Not resting on his laurels: Dean Yendall is happy to clock up the miles and mounts Photo: Pat ScalaJust after Dean Yendall started the seven-hour round trip for just one ride lasting barely two minutes at Caulfield on Wednesday – a winner, no less – you’re best chance of finding him would have been hunting an imported sports drink in a Melbourne Asian grocery.
The usual order is a “couple of slabs”.
“They used to sell it at home [in Horsham] at Safeway, but I must have been the only poor bastard buying it,” Yendall jokes of the Singaporean 100Plus. “They don’t stock it any more.”
Crack one open to celebrate on the way home, just another few hours on the road in Yendall’s 90,000 kilometres-a-year lot as Victoria’s country king.
There is a fair bit of thinking time in that Mazda 6 wagon – “I just say [to the mechanic], ‘I’ll see you back in three weeks'” – which points in every direction depending where the races are on any given day.
The atypical rough-around-the-edges jockey working his guts out to pay a “mortgage, bills and all that shit” is actually anything but. Scratch the surface and the lightweight specialist almost has no peer with a knife and fork – and in fast food highway stops, which have become a cursed convenience around the state.
“I have been eating too much chocolate,” Yendall confesses. “We [wife and former jockey Christine Puls] sit there after dinner when [daughter] Mia goes to bed and we would eat a whole block of 200-gram chocolate. Family sized. We can polish off the whole thing.”

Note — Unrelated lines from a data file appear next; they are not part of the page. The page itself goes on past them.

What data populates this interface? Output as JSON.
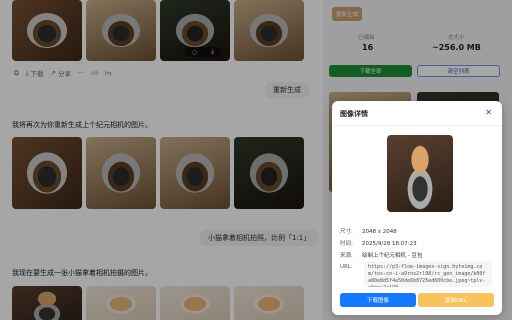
{
  "chat": {
    "toolbar": {
      "download_label": "下载",
      "share_label": "分享"
    },
    "user_messages": [
      "重新生成",
      "小猫拿着相机拍照，比例「1:1」"
    ],
    "assistant_messages": [
      "我将再次为你重新生成上个纪元相机的图片。",
      "我现在要生成一张小猫拿着相机拍摄的图片。"
    ]
  },
  "sidebar": {
    "regenerate_label": "重新生成",
    "stats": [
      {
        "label": "已编辑",
        "value": "16"
      },
      {
        "label": "总大小",
        "value": "~256.0 MB"
      }
    ],
    "download_all_label": "下载全部",
    "clear_all_label": "清空列表"
  },
  "modal": {
    "title": "图像详情",
    "close_icon": "close-icon",
    "info": [
      {
        "key": "尺寸:",
        "value": "2048 x 2048"
      },
      {
        "key": "时间:",
        "value": "2025/9/28 18:07:23"
      },
      {
        "key": "来源:",
        "value": "绘制上个纪元相机 - 豆包"
      }
    ],
    "url_label": "URL:",
    "url_value": "https://p3-flow-imagex-sign.byteimg.com/tos-cn-i-a9rns2rl98/rc_gen_image/b00fa80e8d5f4e50de6b8725ed600cbe.jpeg~tplv-a9rns2rl98",
    "download_label": "下载图像",
    "copy_url_label": "复制URL"
  }
}
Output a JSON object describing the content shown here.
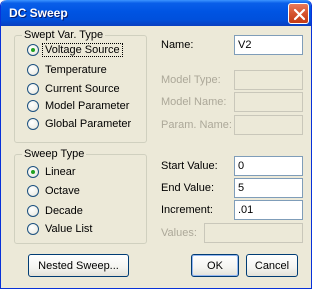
{
  "window": {
    "title": "DC Sweep"
  },
  "swept_var": {
    "group_label": "Swept Var. Type",
    "options": [
      {
        "label": "Voltage Source",
        "checked": true
      },
      {
        "label": "Temperature",
        "checked": false
      },
      {
        "label": "Current Source",
        "checked": false
      },
      {
        "label": "Model Parameter",
        "checked": false
      },
      {
        "label": "Global Parameter",
        "checked": false
      }
    ]
  },
  "sweep_type": {
    "group_label": "Sweep Type",
    "options": [
      {
        "label": "Linear",
        "checked": true
      },
      {
        "label": "Octave",
        "checked": false
      },
      {
        "label": "Decade",
        "checked": false
      },
      {
        "label": "Value List",
        "checked": false
      }
    ]
  },
  "fields": {
    "name": {
      "label": "Name:",
      "value": "V2"
    },
    "model_type": {
      "label": "Model Type:",
      "value": ""
    },
    "model_name": {
      "label": "Model Name:",
      "value": ""
    },
    "param_name": {
      "label": "Param. Name:",
      "value": ""
    },
    "start_value": {
      "label": "Start Value:",
      "value": "0"
    },
    "end_value": {
      "label": "End Value:",
      "value": "5"
    },
    "increment": {
      "label": "Increment:",
      "value": ".01"
    },
    "values": {
      "label": "Values:",
      "value": ""
    }
  },
  "buttons": {
    "nested_sweep": "Nested Sweep...",
    "ok": "OK",
    "cancel": "Cancel"
  }
}
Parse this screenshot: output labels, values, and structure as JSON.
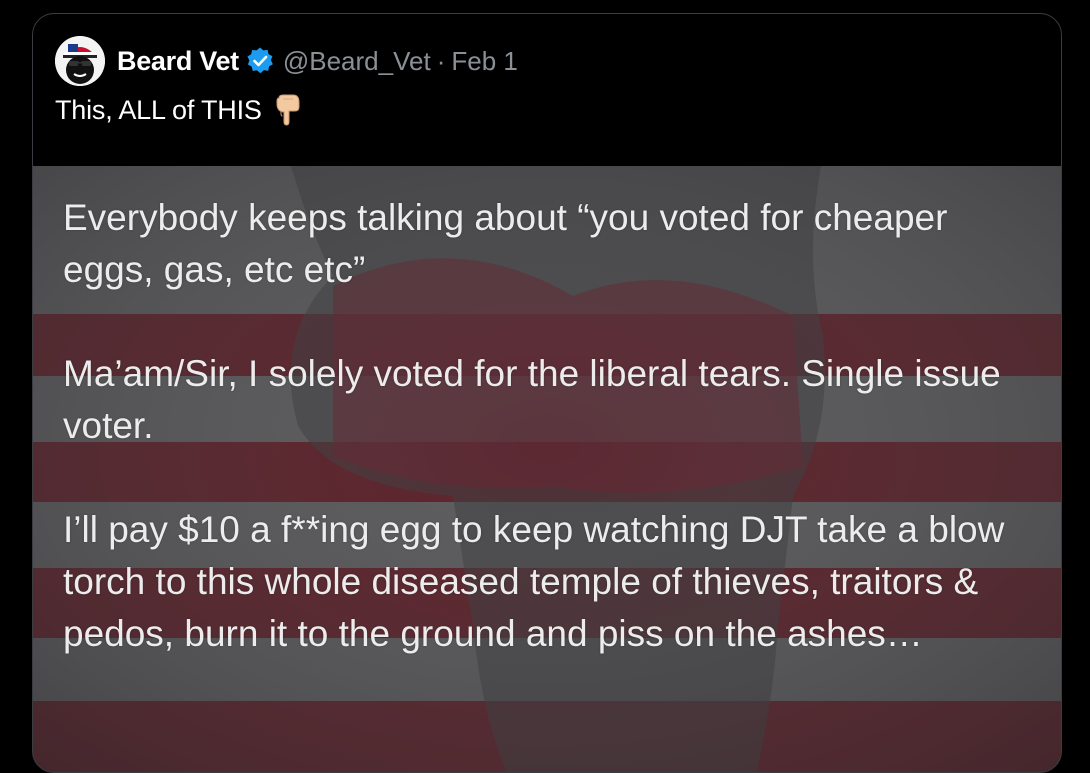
{
  "tweet": {
    "display_name": "Beard Vet",
    "handle": "@Beard_Vet",
    "separator": "·",
    "date": "Feb 1",
    "text": "This, ALL of THIS",
    "emoji": "backhand-index-pointing-down-icon",
    "verified_color": "#1d9bf0"
  },
  "media": {
    "paragraphs": [
      "Everybody keeps talking about “you voted for cheaper eggs, gas, etc etc”",
      "Ma’am/Sir, I solely voted for the liberal tears. Single issue voter.",
      "I’ll pay $10 a f**ing egg to keep watching DJT take a blow torch to this whole diseased temple of thieves, traitors & pedos, burn it to the ground and piss on the ashes…"
    ],
    "stripe_color": "#5e1a24",
    "gray_color": "#5d5d5f"
  }
}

And still ride the Caulfield Cup battler Magnapal at 50 kilograms – comfortably – in the $3 million classic on Saturday.
Yendall knew the ride would be in the offing with Magnapal’s regular partner Luke Currie struggling to make the impost and was straight on the phone to the horse’s co-trainer Terry O’Sullivan, who he rode a home-town Stawell Cup winner for as an apprentice.

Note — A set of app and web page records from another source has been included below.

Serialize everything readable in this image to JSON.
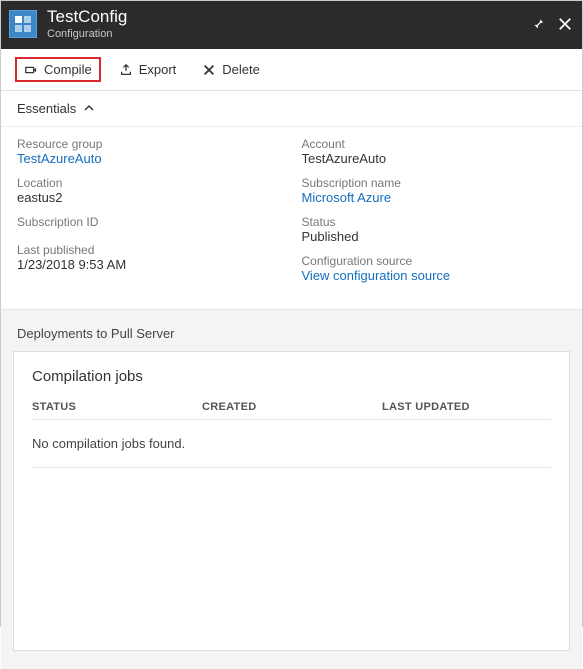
{
  "header": {
    "title": "TestConfig",
    "subtitle": "Configuration"
  },
  "toolbar": {
    "compile": "Compile",
    "export": "Export",
    "delete": "Delete"
  },
  "essentials": {
    "toggle_label": "Essentials",
    "left": {
      "resource_group_label": "Resource group",
      "resource_group_value": "TestAzureAuto",
      "location_label": "Location",
      "location_value": "eastus2",
      "subscription_id_label": "Subscription ID",
      "subscription_id_value": "",
      "last_published_label": "Last published",
      "last_published_value": "1/23/2018 9:53 AM"
    },
    "right": {
      "account_label": "Account",
      "account_value": "TestAzureAuto",
      "subscription_name_label": "Subscription name",
      "subscription_name_value": "Microsoft Azure",
      "status_label": "Status",
      "status_value": "Published",
      "config_source_label": "Configuration source",
      "config_source_value": "View configuration source"
    }
  },
  "deployments": {
    "section_title": "Deployments to Pull Server",
    "card_title": "Compilation jobs",
    "columns": {
      "status": "STATUS",
      "created": "CREATED",
      "updated": "LAST UPDATED"
    },
    "empty_message": "No compilation jobs found."
  }
}
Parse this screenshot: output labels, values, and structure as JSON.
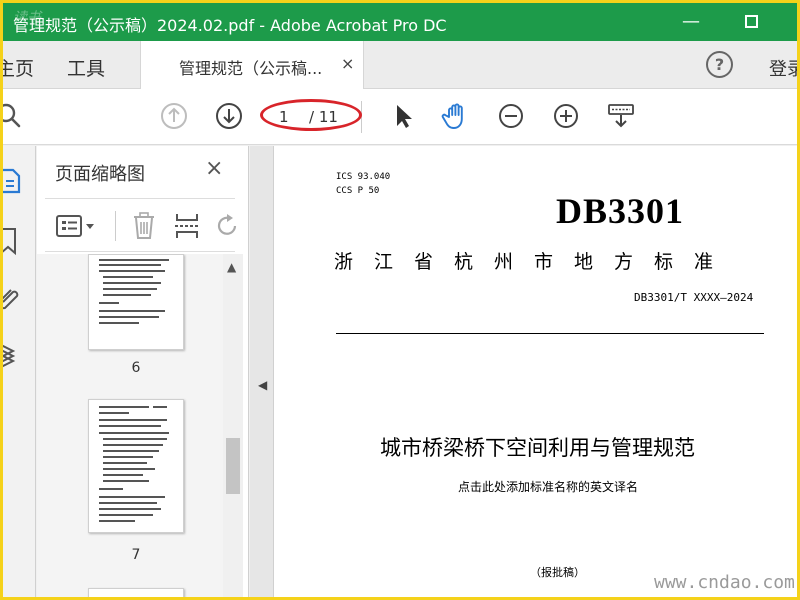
{
  "window": {
    "title": "管理规范（公示稿）2024.02.pdf - Adobe Acrobat Pro DC",
    "watermark_top": "读书",
    "minimize_glyph": "—"
  },
  "tabs": {
    "home": "主页",
    "tools": "工具",
    "document_tab": "管理规范（公示稿...",
    "close_glyph": "×",
    "help_glyph": "?",
    "signin": "登录"
  },
  "toolbar": {
    "current_page": "1",
    "total_pages": "/ 11"
  },
  "thumbnail_panel": {
    "title": "页面缩略图",
    "close_glyph": "×",
    "scroll_up_glyph": "▲",
    "pages": [
      {
        "number": "6"
      },
      {
        "number": "7"
      }
    ]
  },
  "document": {
    "collapse_glyph": "◀",
    "ics": "ICS  93.040",
    "ccs": "CCS  P 50",
    "db_code": "DB3301",
    "standard_type": "浙江省杭州市地方标准",
    "standard_number": "DB3301/T XXXX—2024",
    "main_title": "城市桥梁桥下空间利用与管理规范",
    "english_title_placeholder": "点击此处添加标准名称的英文译名",
    "draft_note": "（报批稿）"
  },
  "site_watermark": "www.cndao.com",
  "colors": {
    "titlebar": "#1d9b4a",
    "border": "#f5d21a",
    "accent_blue": "#2a7ad3",
    "annotation_red": "#d8242a"
  }
}
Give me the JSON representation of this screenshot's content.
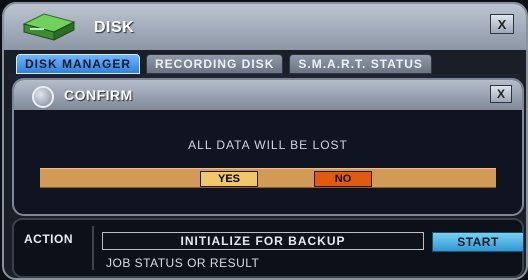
{
  "window": {
    "title": "DISK",
    "close_label": "X"
  },
  "tabs": [
    {
      "label": "DISK MANAGER",
      "active": true
    },
    {
      "label": "RECORDING DISK",
      "active": false
    },
    {
      "label": "S.M.A.R.T. STATUS",
      "active": false
    }
  ],
  "dialog": {
    "title": "CONFIRM",
    "close_label": "X",
    "message": "ALL DATA WILL BE LOST",
    "yes_label": "YES",
    "no_label": "NO"
  },
  "action": {
    "label": "ACTION",
    "value": "INITIALIZE FOR BACKUP",
    "start_label": "START",
    "status_text": "JOB STATUS OR RESULT"
  },
  "colors": {
    "accent_tab": "#2f7fdc",
    "button_bar": "#d29a57",
    "yes_button": "#f0c86b",
    "no_button": "#e25a12",
    "start_button": "#2f98d2"
  },
  "icons": {
    "window_icon": "disk-icon",
    "dialog_icon": "circle-icon"
  }
}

“There were a few ‘F’ words – that’s the way he talks – and he said, ‘Luke would have no hope of making that weight and you’ll probably ride it’,” Yendall recalls of the conversation after Magnapal’s Naturalism Stakes win.
Bingo. All that travel and punching around slow ones during the middle of winter was worth something.
Eighteen months ago Yendall rode two-year-old Boomwaa at 46kg in the Lightning Stakes on a diet of bacon and eggs for breakfast, “something to help him get through the day”. It is fulfilling and infuriating in equal measure.
Fulfilling in the fact he can step into the rarefied air of the celebrated Purtons, Olivers and McDonalds for once, but equally infuriating for rivals who couldn’t sniff a rasher of said bacon and hope to ride under 53kg.
Just riding in his first Cox Plate last year on Gai Waterhouse’s Wandjina was a major milestone for Yendall. A second Caulfield Cup has rolled around 12 months on.
“It will put a cup winner on my CV, but I don’t think it’s going to help my career,” Yendall shrugs when asked about what a boilover for Magnapal, a $51 chance, will mean to him. “It will just say I rode a Caulfield Cup winner. I’ll still be known as the country rider that rode a group 1 winner in town. I’d rather do it more for the O’Sullivans.”
Twenty-one-month-old daughter Mia might have changed Yendall. After years of marriage without kids, the former one-time hothead has softened. Just slightly. Time at home with family – and leisure on the golf course – is even more precious as the regular stream of winners on race day hope to keep Yendall noticed at this time of year.
“People used to say I was an angry ant,” Yendall says. “That’s just the way I am. It’s my personality, I think. I say it how it is and I don’t hold back. I prefer to stay home most of the time now.”
Which is probably where Yendall will be a few hours after the Caulfield Cup, even if he engineers the unthinkable on Magnapal. Munching on that family-sized block of chocolate thinking about the races at Warrnambool on Sunday with the slabs of 100Plus handy.